◆ Extracted data:
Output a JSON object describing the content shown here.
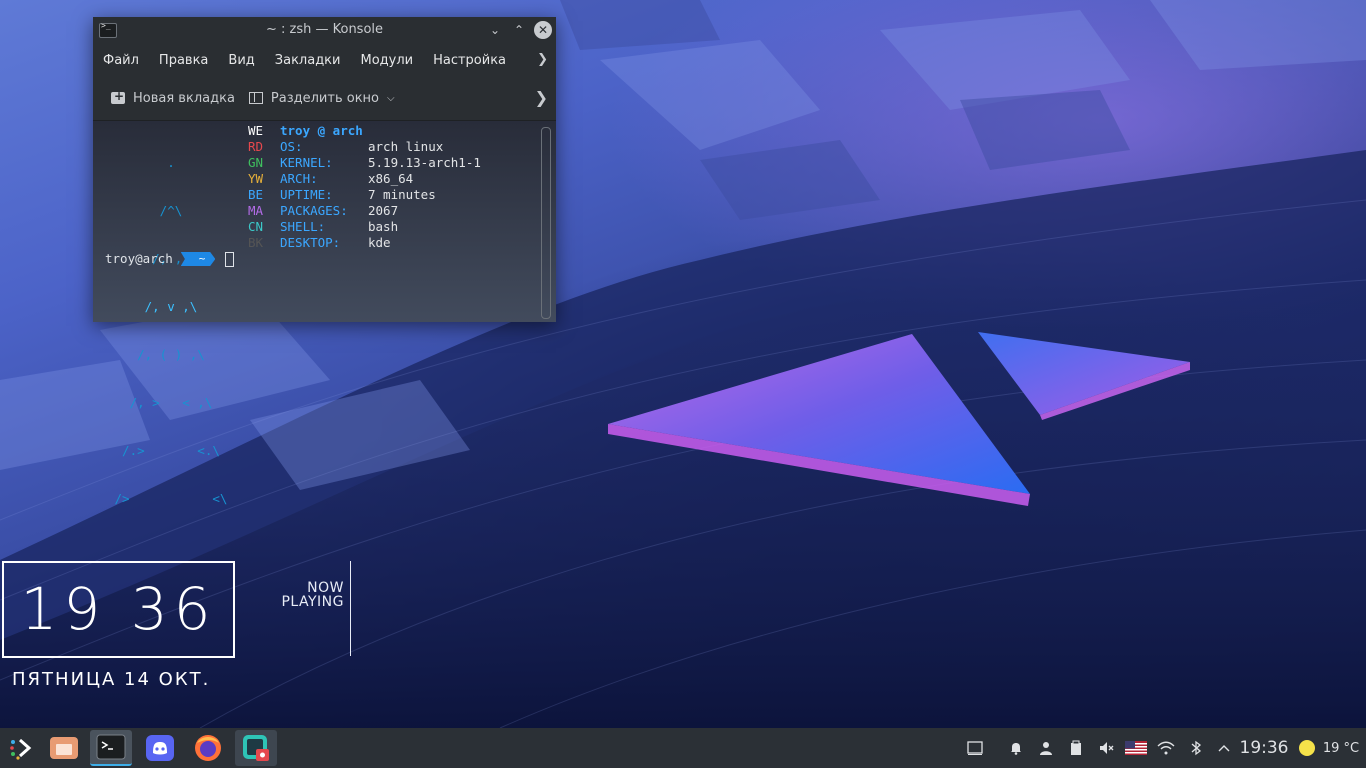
{
  "window": {
    "title": "~ : zsh — Konsole",
    "menu": [
      "Файл",
      "Правка",
      "Вид",
      "Закладки",
      "Модули",
      "Настройка"
    ],
    "toolbar": {
      "new_tab": "Новая вкладка",
      "split": "Разделить окно"
    }
  },
  "terminal": {
    "logo_lines": [
      "        .",
      "       /^\\",
      "      /, ,\\",
      "     /, v ,\\",
      "    /, ( ) ,\\",
      "   /, >   < ,\\",
      "  /.>       <.\\",
      " />           <\\"
    ],
    "tags": [
      "WE",
      "RD",
      "GN",
      "YW",
      "BE",
      "MA",
      "CN",
      "BK"
    ],
    "tag_colors": [
      "#ffffff",
      "#e5484d",
      "#3fbf5f",
      "#e8b13a",
      "#3ba7ff",
      "#b46ce8",
      "#3bc8c8",
      "#555555"
    ],
    "header": "troy @ arch",
    "rows": [
      {
        "key": "OS:",
        "value": "arch linux"
      },
      {
        "key": "KERNEL:",
        "value": "5.19.13-arch1-1"
      },
      {
        "key": "ARCH:",
        "value": "x86_64"
      },
      {
        "key": "UPTIME:",
        "value": "7 minutes"
      },
      {
        "key": "PACKAGES:",
        "value": "2067"
      },
      {
        "key": "SHELL:",
        "value": "bash"
      },
      {
        "key": "DESKTOP:",
        "value": "kde"
      }
    ],
    "prompt_user": "troy@arch",
    "prompt_dir": "~"
  },
  "clock": {
    "time": "19 36",
    "date": "ПЯТНИЦА 14 ОКТ."
  },
  "now_playing": {
    "line1": "NOW",
    "line2": "PLAYING"
  },
  "panel": {
    "apps": [
      "app-launcher",
      "file-manager",
      "konsole",
      "discord",
      "firefox",
      "spectacle"
    ],
    "time": "19:36",
    "weather": "19 °C"
  }
}
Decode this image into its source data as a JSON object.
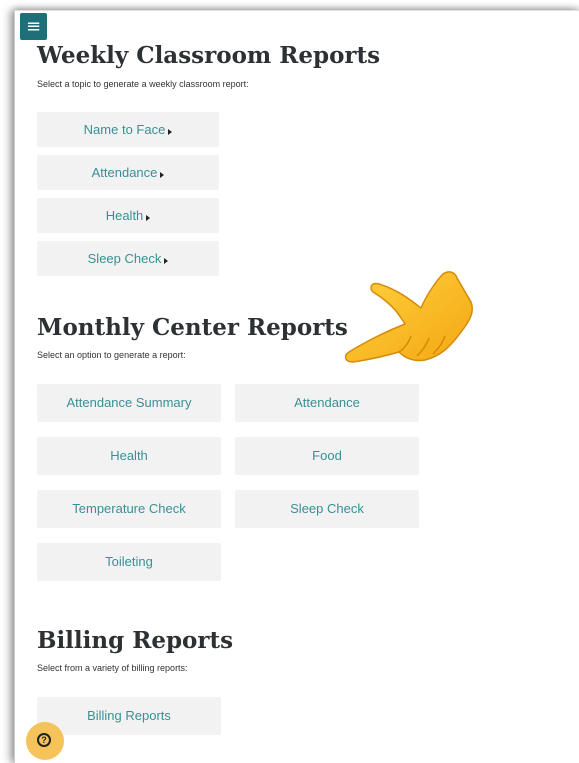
{
  "menu_icon": "hamburger-menu-icon",
  "weekly": {
    "title": "Weekly Classroom Reports",
    "subtitle": "Select a topic to generate a weekly classroom report:",
    "buttons": [
      "Name to Face",
      "Attendance",
      "Health",
      "Sleep Check"
    ]
  },
  "monthly": {
    "title": "Monthly Center Reports",
    "subtitle": "Select an option to generate a report:",
    "buttons": [
      "Attendance Summary",
      "Attendance",
      "Health",
      "Food",
      "Temperature Check",
      "Sleep Check",
      "Toileting"
    ]
  },
  "billing": {
    "title": "Billing Reports",
    "subtitle": "Select from a variety of billing reports:",
    "buttons": [
      "Billing Reports"
    ]
  },
  "overlay": {
    "pointer_icon": "pointing-hand-icon",
    "help_icon": "help-question-icon"
  },
  "colors": {
    "accent": "#1f6f78",
    "link": "#3a8f95",
    "button_bg": "#f2f2f2",
    "help": "#f6c35b"
  }
}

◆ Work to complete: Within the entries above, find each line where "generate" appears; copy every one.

◆ Answer box:
    "subtitle": "Select a topic to generate a weekly classroom report:",
    "subtitle": "Select an option to generate a report:",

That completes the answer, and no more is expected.